In order to ensure that the keys remained in place and facing upright while they were being sprayed and moved in and out of the box, I stuck the ends of a bunch of Q-tips into a piece of cardboard.

This may have been more trouble than it was really worth. The keys on this keyboard had large square posts on the underside, much larger in diameter than the Q-tips, so they didn't fit snugly. I cut a couple of them too long, which allowed those keys to list to one side or the other. I suspect that I would have been fine just laying the keys out in rows and being careful when moving them.

The matte finish worked perfectly, better than I had hoped. It was completely invisible when it dried, and it perfectly preserved the texture of the original keycaps. The only mistake I made was on the first pass. I initially missed a corner of one of the shift keys. When I gave it a brief extra spritz to cover the exposed area, I held the can too close to the key (about 6 inches, instead of the recommended 9-12), and that part of the key developed some dim, gray circular marks. Fortunately the effect was subtle, and didn't extend to the painted part of the key.

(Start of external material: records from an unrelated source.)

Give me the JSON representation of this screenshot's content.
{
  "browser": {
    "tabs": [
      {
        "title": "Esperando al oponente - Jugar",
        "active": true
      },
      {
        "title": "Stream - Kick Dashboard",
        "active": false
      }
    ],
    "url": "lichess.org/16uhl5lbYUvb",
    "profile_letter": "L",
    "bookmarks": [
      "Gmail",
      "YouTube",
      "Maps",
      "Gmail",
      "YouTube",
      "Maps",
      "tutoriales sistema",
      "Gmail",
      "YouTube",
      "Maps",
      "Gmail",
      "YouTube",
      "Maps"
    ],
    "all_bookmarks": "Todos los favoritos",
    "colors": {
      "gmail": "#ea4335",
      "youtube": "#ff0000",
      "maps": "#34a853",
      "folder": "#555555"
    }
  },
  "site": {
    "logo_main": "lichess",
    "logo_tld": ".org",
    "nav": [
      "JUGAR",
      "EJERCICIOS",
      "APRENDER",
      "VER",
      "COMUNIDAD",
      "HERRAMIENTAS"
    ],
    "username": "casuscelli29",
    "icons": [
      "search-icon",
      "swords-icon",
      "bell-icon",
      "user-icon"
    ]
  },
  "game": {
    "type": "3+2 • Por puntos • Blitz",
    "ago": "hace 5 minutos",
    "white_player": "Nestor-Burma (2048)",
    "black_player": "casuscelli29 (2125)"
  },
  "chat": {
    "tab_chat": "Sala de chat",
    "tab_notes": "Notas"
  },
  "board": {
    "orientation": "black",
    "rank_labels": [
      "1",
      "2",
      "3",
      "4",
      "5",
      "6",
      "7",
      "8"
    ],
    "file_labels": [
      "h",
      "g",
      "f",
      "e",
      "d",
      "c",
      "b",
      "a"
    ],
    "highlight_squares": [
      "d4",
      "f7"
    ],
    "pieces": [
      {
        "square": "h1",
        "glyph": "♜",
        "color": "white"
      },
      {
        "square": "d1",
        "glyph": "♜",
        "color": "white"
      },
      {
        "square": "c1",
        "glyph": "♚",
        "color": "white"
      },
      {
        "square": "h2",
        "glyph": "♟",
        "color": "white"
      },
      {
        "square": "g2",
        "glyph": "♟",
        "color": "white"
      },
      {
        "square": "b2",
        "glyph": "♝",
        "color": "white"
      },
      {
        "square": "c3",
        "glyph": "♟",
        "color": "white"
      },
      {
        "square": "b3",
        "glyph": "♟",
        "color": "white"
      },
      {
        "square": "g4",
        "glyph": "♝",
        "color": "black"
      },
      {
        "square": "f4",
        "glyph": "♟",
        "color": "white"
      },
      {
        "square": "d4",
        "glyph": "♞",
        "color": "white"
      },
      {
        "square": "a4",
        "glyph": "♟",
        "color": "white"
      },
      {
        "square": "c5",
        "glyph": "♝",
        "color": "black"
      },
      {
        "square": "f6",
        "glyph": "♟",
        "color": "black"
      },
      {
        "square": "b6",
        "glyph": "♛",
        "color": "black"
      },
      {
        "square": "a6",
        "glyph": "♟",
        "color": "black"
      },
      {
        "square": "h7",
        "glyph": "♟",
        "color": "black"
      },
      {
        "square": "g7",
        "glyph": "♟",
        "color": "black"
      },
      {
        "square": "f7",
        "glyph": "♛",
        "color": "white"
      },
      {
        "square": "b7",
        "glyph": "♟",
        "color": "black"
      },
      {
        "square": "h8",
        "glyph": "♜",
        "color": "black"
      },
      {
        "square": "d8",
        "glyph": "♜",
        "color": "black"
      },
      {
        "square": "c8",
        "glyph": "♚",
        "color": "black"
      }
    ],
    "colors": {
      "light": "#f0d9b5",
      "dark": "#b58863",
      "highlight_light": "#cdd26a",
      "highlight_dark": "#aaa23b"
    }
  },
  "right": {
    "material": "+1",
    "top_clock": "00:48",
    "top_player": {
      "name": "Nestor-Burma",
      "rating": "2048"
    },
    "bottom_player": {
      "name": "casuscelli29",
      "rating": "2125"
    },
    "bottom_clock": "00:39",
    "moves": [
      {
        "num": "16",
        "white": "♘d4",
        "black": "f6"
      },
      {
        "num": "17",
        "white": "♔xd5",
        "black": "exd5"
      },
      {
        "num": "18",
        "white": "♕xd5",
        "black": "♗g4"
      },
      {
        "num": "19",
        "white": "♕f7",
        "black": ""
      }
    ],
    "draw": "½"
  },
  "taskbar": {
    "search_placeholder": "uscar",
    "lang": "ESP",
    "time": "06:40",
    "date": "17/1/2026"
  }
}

I also had to do a bit of painting on the body of the keyboard, to remove the keyboard's logo and the text labelling the LEDs. I cut out three small rectangles of tape to cover and protect the lights, then painted the entire section black. Once the paint had thoroughly dried, I removed the tape and painted three new labels.

I could have clear-coated this painted part of the keyboard as well, and in fact I should have. But that would have required me to put protection on the neighboring areas of the keyboard, particularly the interior of the keyboard bed, and I wasn't organized to have that ready in time. So instead, I just applied some clear nail polish to protect that part of the keyboard.

Unfortunately, the polish did not dry evenly over such a large area, and wound up forming a rough, lumpy coating. The spray-on finish would have looked much better. A minor flaw.

It wasn't until later that I discovered the keyboard's biggest flaw.

When I finally started putting the keys back onto the keyboard, I found that I had actually managed to paint the backspace key upside-down. Had I noticed before applying the finish, I could have repainted it, but at this point it was much too late. It was a very embarrassing mistake — but, if I had to accidentally paint one key upside-down, I couldn't have chosen a better one. Almost nobody noticed the error without my pointing it out, which certainly wouldn't have been true if it had been, say, one of the Alt keys.

At last, the finished product.

Of course, when you've put this much effort into an unusual gift, it simply demands an unusual presentation. It's not enough to just gift-wrap it and stick it under the tree. The idea I had was to make it look like it had been delivered through the mail, presumably from the world of the Triangles.

I initially wrote the mailing address in Triangle, and then printed out the address in a normal font and taped it onto the package, covered with a small square of plastic wrap to make it look like the second address had been attached by the post office.

Next, I went out and bought a random selection of foreign stamps from a philately store. At a craft store specializing in rubber stamps, I purchased a stamp that was a pattern of triangles, along with a purple ink pad. The odd collection of stamps with a triangle-themed cancellation made the perfect touch.

I had an opportunity to leave the package by the apartment mailboxes on Christmas Eve when nobody was around, allowing the others to find it and bring it inside. A very mysterious package indeed. (In theory anyway. In reality, she knew full well that I was the only person beside herself who was fluent enough in Triangle to make that address.)

She opened the package first thing on Christmas morning, and found herself the happy owner of a uniquely personal keyboard.

… Of course, now she wants a font to go with it.

Brian Raiter